ASSIGNMENT
Copy out all the lines of the data that hold the word "Ramada".

SUPPLIED MATERIAL
<<<<
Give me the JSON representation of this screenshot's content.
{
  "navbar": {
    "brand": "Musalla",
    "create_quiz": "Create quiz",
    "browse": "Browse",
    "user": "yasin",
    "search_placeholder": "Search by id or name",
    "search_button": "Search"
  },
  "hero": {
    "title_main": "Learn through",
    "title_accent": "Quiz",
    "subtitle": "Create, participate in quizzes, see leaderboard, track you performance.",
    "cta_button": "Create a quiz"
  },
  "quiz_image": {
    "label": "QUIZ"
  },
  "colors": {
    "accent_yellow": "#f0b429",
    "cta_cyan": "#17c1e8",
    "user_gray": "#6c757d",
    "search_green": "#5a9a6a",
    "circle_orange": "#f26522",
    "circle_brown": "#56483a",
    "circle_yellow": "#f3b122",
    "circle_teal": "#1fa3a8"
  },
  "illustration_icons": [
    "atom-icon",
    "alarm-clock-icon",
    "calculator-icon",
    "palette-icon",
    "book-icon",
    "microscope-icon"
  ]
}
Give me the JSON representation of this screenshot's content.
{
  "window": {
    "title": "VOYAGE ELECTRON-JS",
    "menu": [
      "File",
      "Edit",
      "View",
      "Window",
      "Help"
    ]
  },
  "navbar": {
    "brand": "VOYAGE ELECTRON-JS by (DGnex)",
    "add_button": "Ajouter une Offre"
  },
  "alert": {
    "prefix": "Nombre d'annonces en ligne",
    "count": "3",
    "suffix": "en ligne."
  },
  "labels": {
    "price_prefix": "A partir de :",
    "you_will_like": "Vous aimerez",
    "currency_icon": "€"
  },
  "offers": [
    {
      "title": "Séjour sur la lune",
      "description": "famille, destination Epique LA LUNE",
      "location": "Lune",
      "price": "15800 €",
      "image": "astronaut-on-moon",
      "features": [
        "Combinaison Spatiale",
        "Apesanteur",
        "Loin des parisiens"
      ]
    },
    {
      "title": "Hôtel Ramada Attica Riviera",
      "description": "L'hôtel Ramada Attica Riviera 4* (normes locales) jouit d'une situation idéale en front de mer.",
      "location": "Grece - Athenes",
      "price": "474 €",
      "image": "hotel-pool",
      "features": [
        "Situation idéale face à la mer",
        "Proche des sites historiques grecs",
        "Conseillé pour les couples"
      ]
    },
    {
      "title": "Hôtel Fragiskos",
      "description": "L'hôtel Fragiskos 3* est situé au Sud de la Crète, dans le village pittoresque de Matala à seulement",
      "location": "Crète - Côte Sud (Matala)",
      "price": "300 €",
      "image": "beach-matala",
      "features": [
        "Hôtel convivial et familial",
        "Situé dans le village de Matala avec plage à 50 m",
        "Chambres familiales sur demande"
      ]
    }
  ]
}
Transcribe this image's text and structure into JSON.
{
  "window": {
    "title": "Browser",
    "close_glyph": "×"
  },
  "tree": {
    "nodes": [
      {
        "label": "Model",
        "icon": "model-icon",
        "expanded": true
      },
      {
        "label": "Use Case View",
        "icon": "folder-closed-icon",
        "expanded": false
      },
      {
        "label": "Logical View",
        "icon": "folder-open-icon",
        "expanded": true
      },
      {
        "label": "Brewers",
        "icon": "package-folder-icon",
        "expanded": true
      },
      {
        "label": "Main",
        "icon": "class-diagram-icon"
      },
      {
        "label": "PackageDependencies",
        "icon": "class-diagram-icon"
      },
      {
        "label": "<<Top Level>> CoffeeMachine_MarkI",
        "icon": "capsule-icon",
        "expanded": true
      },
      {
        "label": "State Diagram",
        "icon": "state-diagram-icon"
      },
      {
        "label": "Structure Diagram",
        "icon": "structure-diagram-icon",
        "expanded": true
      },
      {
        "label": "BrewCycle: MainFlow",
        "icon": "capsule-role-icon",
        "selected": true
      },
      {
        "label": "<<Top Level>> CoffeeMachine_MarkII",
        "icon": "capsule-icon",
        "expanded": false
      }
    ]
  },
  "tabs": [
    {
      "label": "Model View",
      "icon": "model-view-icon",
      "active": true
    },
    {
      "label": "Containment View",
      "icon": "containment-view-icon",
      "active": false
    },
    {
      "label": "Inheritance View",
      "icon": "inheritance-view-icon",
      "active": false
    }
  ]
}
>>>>
SOLUTION TO THIS PROBLEM
      "title": "Hôtel Ramada Attica Riviera",
      "description": "L'hôtel Ramada Attica Riviera 4* (normes locales) jouit d'une situation idéale en front de mer.",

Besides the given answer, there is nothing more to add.